When the tufted titmouse reappears it will signify the return of spring.
An example of signify is to show a disrespectful attitude that indicates a lack of interest or respect.
transitive verb-·fied·, -·fy·ing
- to be a sign or indication of; mean: the rags that signify their poverty
- to show or make known, as by a sign, words, etc.: to signify approval by saying “aye”
Origin of signifyMiddle English signifien from Old French signifier from Classical Latin significare from signum, a sign + facere, to make, do
verbsig·ni·fied, sig·ni·fy·ing, sig·ni·fies
- To denote; mean: A red traffic light signifies that traffic must stop.
- To be a sign or indication of; suggest or imply: The test results will signify how serious the problem is. The surge in housing starts signifies an upturn in the economy.

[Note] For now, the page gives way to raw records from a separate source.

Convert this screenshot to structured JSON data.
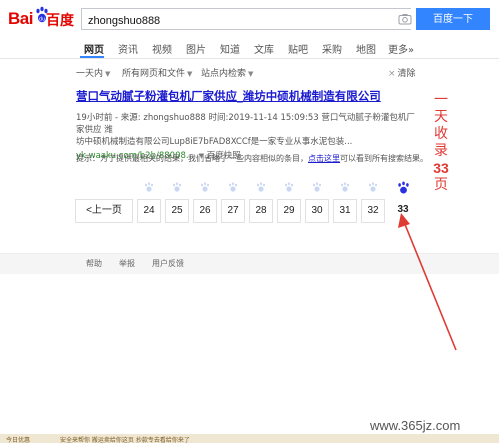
{
  "header": {
    "logo_bai": "Bai",
    "logo_du": "百度",
    "query": "zhongshuo888",
    "search_button": "百度一下"
  },
  "tabs": [
    {
      "label": "网页",
      "active": true
    },
    {
      "label": "资讯"
    },
    {
      "label": "视频"
    },
    {
      "label": "图片"
    },
    {
      "label": "知道"
    },
    {
      "label": "文库"
    },
    {
      "label": "贴吧"
    },
    {
      "label": "采购"
    },
    {
      "label": "地图"
    },
    {
      "label": "更多»"
    }
  ],
  "filters": {
    "time": "一天内",
    "type": "所有网页和文件",
    "site": "站点内检索",
    "clear": "清除"
  },
  "result": {
    "title": "营口气动腻子粉灌包机厂家供应_潍坊中硕机械制造有限公司",
    "meta_line1": "19小时前 - 来源: zhongshuo888 时间:2019-11-14 15:09:53 营口气动腻子粉灌包机厂家供应 潍",
    "meta_line2": "坊中硕机械制造有限公司Lup8iE7bFAD8XCCf是一家专业从事水泥包装...",
    "url": "yk.waaku.com/b2b/88008...",
    "snapshot": "百度快照"
  },
  "tip": {
    "prefix": "提示：为了提供最相关的结果，我们省略了一些内容相似的条目，",
    "link": "点击这里",
    "suffix": "可以看到所有搜索结果。"
  },
  "pagination": {
    "prev": "<上一页",
    "pages": [
      "24",
      "25",
      "26",
      "27",
      "28",
      "29",
      "30",
      "31",
      "32",
      "33"
    ],
    "current": "33"
  },
  "footer": {
    "help": "帮助",
    "report": "举报",
    "feedback": "用户反馈"
  },
  "annotation": {
    "l1": "一",
    "l2": "天",
    "l3": "收",
    "l4": "录",
    "num": "33",
    "l5": "页"
  },
  "watermark": "www.365jz.com",
  "bottom_strip": {
    "left": "今日优惠",
    "right": "安全来帮你 搬运卖给你这页 抄款专去看给你来了"
  },
  "colors": {
    "brand_red": "#e10601",
    "accent_blue": "#3385ff",
    "link_blue": "#1b1bd0",
    "url_green": "#2b8a2b",
    "annotation_red": "#e03a35"
  }
}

- To make known, as with a sign or word: He signified his disagreement with a frown.
- To have meaning or importance.
- Slang To exchange humorous insults in a verbal game.

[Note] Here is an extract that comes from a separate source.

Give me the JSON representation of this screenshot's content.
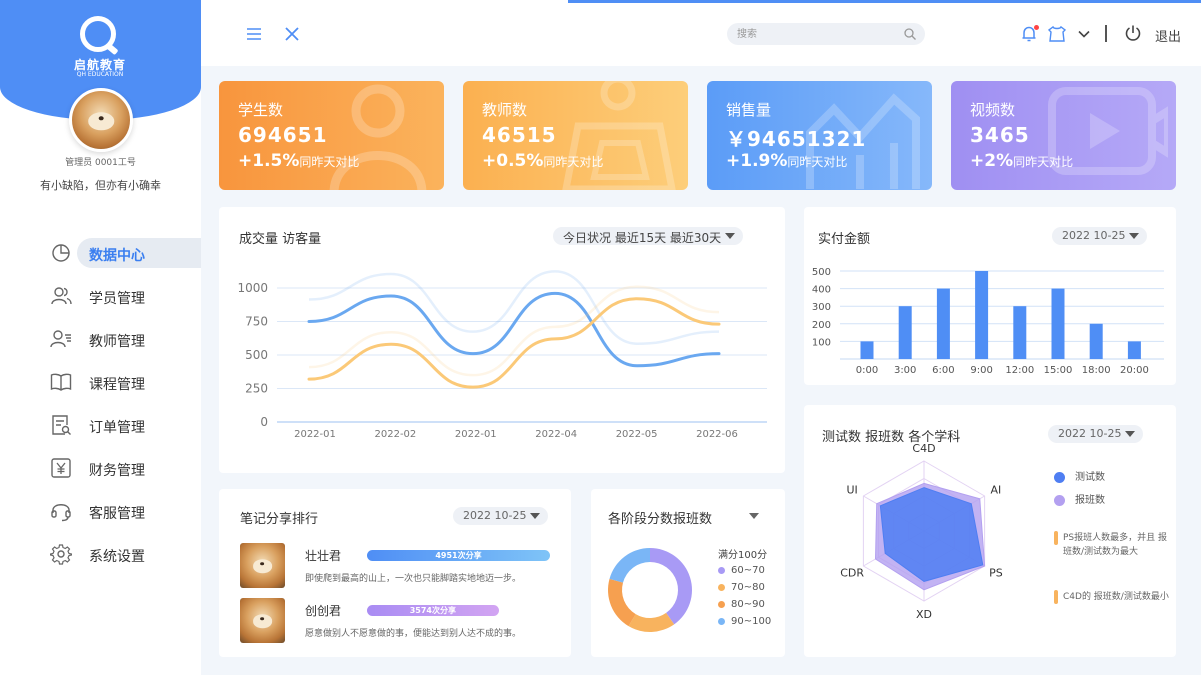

Origin of signifyMiddle English signifien from Old French signifier from Latin significāre signum sign ; see sign . -ficāre -fy